EAST Is East writer Ayub Khan Din will return to the University of Salford to talk about his long career before receiving a special award for his services to the dramatic arts.
Ayub, who graduated from the University with a degree in Drama and Theatre in 1982 and later received an honorary MA, will return to his alma mater for a special screening of the multi award-winning film on Thursday October 25.
The writer, who won both a British Independent Film Award and a London Critics Circle Film Award for his screenplay – as well as receiving two BAFTA nominations – will appear onstage for a special question and answer session ahead of the screening at the University’s New Adelphi Theatre.
He will speak to the University of Salford’s Dr Kirsty Fairclough about his career as an actor, writer and director.
Chancellor Jackie Kay will later present Ayub with a 50th Anniversary Jubilee Award – created last year to mark 50 years since the University was awarded with its royal charter to honour alumni who have driven innovation in their chosen fields and helped inspire others.
Ayub’s semi-autobiographical play East Is East – which he later adapted as an iconic film starring Om Puri and Linda Bassett – told the story of a young boy growing up in 1970s Salford who found himself pulled between his Pakistani Muslim heritage and British culture.
He also wrote Rafta Rafta, which won the Laurence Olivier Award for Best New Comedy and was later adapted into the film All In Good Time, and more recently created the hit Channel 4 series Ackley Bridge.
As an actor, he has appeared in more than 20 British films and TV series, including the lead role in Hanif Kureishi’s Sammy and Rosie Get Laid alongside Frances Barber, as well as appearing in numerous roles on the stage.
Dr Kirsty Fairclough, Associate Dean of the University of Salford’s School of Arts and Media, leading the question and answer session, said: “Ayub Khan Din is one of the most important British writers of the last 20 years and it is a great honour to welcome him back to the University of Salford.

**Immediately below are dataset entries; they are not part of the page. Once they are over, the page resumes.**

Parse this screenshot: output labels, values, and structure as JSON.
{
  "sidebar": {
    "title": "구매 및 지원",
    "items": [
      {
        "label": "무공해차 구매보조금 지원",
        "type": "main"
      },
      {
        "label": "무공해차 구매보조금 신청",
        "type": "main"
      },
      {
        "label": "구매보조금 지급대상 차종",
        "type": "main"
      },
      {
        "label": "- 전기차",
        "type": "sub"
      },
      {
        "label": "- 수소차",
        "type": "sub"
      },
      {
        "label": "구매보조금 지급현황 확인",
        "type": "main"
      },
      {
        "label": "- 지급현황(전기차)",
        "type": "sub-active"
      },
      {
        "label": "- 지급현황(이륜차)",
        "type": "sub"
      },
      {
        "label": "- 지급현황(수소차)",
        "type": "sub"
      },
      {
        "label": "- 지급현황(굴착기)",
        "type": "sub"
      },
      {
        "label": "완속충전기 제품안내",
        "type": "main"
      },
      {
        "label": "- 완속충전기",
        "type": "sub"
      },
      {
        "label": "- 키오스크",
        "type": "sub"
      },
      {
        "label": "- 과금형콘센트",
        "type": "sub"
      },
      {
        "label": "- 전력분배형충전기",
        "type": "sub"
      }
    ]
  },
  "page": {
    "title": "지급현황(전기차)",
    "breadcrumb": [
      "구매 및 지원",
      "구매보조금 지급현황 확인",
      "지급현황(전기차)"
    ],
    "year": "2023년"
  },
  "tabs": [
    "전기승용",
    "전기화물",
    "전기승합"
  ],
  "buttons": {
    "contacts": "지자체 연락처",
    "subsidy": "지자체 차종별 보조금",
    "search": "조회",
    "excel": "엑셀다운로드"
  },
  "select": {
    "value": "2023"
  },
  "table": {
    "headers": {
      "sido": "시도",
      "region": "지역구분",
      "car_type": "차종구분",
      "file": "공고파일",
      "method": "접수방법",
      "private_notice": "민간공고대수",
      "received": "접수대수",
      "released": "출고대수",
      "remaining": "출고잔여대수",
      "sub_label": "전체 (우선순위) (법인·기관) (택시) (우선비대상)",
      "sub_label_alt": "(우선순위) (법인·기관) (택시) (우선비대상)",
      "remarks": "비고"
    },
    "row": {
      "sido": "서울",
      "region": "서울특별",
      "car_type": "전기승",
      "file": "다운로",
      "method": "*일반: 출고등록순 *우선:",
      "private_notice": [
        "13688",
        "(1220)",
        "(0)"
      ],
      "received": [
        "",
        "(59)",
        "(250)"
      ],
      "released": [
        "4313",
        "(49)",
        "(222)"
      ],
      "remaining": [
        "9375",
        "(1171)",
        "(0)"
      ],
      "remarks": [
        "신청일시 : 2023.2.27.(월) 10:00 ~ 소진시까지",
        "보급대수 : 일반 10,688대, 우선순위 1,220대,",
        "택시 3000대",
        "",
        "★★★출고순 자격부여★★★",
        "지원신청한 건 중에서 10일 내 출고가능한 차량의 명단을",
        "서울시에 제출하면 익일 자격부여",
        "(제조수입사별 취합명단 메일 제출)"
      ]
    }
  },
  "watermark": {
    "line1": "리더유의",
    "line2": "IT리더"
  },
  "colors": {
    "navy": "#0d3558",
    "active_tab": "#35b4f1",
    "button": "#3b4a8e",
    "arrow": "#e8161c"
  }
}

“East Is East is often regarded as one of the key works which brought Asian culture to a mainstream British audience and it will be fascinating to hear from him about what he thinks the film’s legacy has been.”